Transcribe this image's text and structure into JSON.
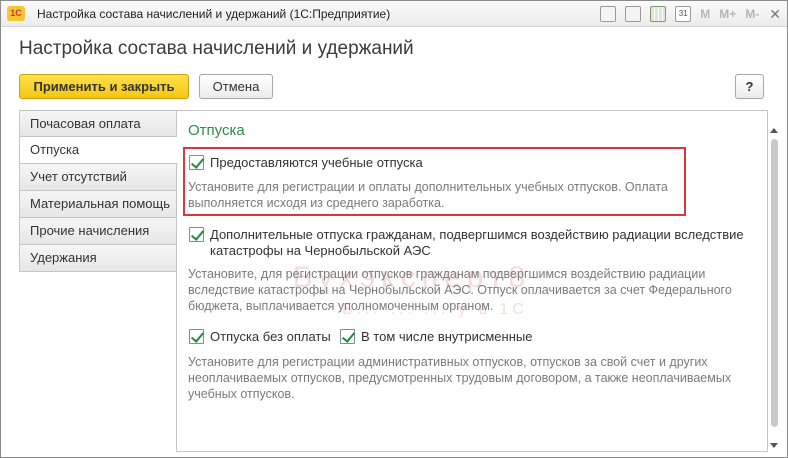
{
  "window": {
    "logo_text": "1С",
    "title": "Настройка состава начислений и удержаний  (1С:Предприятие)",
    "toolbar": {
      "m_label": "M",
      "m_plus_label": "M+",
      "m_minus_label": "M-",
      "calendar_day": "31",
      "close_glyph": "✕"
    }
  },
  "form": {
    "title": "Настройка состава начислений и удержаний",
    "apply_close_label": "Применить и закрыть",
    "cancel_label": "Отмена",
    "help_label": "?"
  },
  "tabs": [
    {
      "label": "Почасовая оплата",
      "active": false
    },
    {
      "label": "Отпуска",
      "active": true
    },
    {
      "label": "Учет отсутствий",
      "active": false
    },
    {
      "label": "Материальная помощь",
      "active": false
    },
    {
      "label": "Прочие начисления",
      "active": false
    },
    {
      "label": "Удержания",
      "active": false
    }
  ],
  "section": {
    "title": "Отпуска",
    "study_leave": {
      "checked": true,
      "label": "Предоставляются учебные отпуска",
      "hint_line1": "Установите для регистрации и оплаты дополнительных учебных отпусков. Оплата",
      "hint_line2": "выполняется исходя из среднего заработка."
    },
    "chernobyl_leave": {
      "checked": true,
      "label_line1": "Дополнительные отпуска гражданам, подвергшимся воздействию радиации вследствие",
      "label_line2": "катастрофы на Чернобыльской АЭС",
      "hint_line1": "Установите, для регистрации отпусков гражданам подвергшимся воздействию радиации",
      "hint_line2": "вследствие катастрофы на Чернобыльской АЭС. Отпуск оплачивается за счет Федерального",
      "hint_line3": "бюджета, выплачивается уполномоченным органом."
    },
    "unpaid_leave": {
      "checked": true,
      "label": "Отпуска без оплаты"
    },
    "intra_shift": {
      "checked": true,
      "label": "В том числе внутрисменные"
    },
    "unpaid_hint": {
      "line1": "Установите для регистрации административных отпусков, отпусков за свой счет и других",
      "line2": "неоплачиваемых отпусков, предусмотренных трудовым договором, а также неоплачиваемых",
      "line3": "учебных отпусков."
    }
  },
  "watermark": {
    "main": "Бухэксперт8",
    "sub": "Б... ... ... у в 1С"
  },
  "colors": {
    "primary_button": "#f3c613",
    "section_title": "#2f8c4a",
    "highlight_border": "#d9363e",
    "check_mark": "#1d8c3a"
  }
}
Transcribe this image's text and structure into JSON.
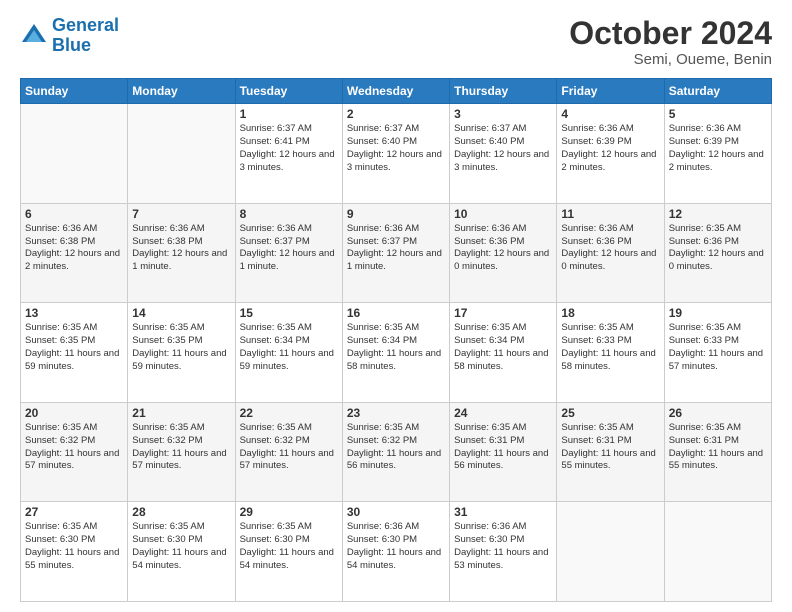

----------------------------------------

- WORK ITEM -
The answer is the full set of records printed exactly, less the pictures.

- RESPONSE TO THE TASK -
Transcribe this image's text and structure into JSON.
{
  "window": {
    "logo_text": "1С",
    "title": "Настройка состава начислений и удержаний  (1С:Предприятие)",
    "toolbar": {
      "m_label": "M",
      "m_plus_label": "M+",
      "m_minus_label": "M-",
      "calendar_day": "31",
      "close_glyph": "✕"
    }
  },
  "form": {
    "title": "Настройка состава начислений и удержаний",
    "apply_close_label": "Применить и закрыть",
    "cancel_label": "Отмена",
    "help_label": "?"
  },
  "tabs": [
    {
      "label": "Почасовая оплата",
      "active": false
    },
    {
      "label": "Отпуска",
      "active": true
    },
    {
      "label": "Учет отсутствий",
      "active": false
    },
    {
      "label": "Материальная помощь",
      "active": false
    },
    {
      "label": "Прочие начисления",
      "active": false
    },
    {
      "label": "Удержания",
      "active": false
    }
  ],
  "section": {
    "title": "Отпуска",
    "study_leave": {
      "checked": true,
      "label": "Предоставляются учебные отпуска",
      "hint_line1": "Установите для регистрации и оплаты дополнительных учебных отпусков. Оплата",
      "hint_line2": "выполняется исходя из среднего заработка."
    },
    "chernobyl_leave": {
      "checked": true,
      "label_line1": "Дополнительные отпуска гражданам, подвергшимся воздействию радиации вследствие",
      "label_line2": "катастрофы на Чернобыльской АЭС",
      "hint_line1": "Установите, для регистрации отпусков гражданам подвергшимся воздействию радиации",
      "hint_line2": "вследствие катастрофы на Чернобыльской АЭС. Отпуск оплачивается за счет Федерального",
      "hint_line3": "бюджета, выплачивается уполномоченным органом."
    },
    "unpaid_leave": {
      "checked": true,
      "label": "Отпуска без оплаты"
    },
    "intra_shift": {
      "checked": true,
      "label": "В том числе внутрисменные"
    },
    "unpaid_hint": {
      "line1": "Установите для регистрации административных отпусков, отпусков за свой счет и других",
      "line2": "неоплачиваемых отпусков, предусмотренных трудовым договором, а также неоплачиваемых",
      "line3": "учебных отпусков."
    }
  },
  "watermark": {
    "main": "Бухэксперт8",
    "sub": "Б... ... ... у в 1С"
  },
  "colors": {
    "primary_button": "#f3c613",
    "section_title": "#2f8c4a",
    "highlight_border": "#d9363e",
    "check_mark": "#1d8c3a"
  }
}
Transcribe this image's text and structure into JSON.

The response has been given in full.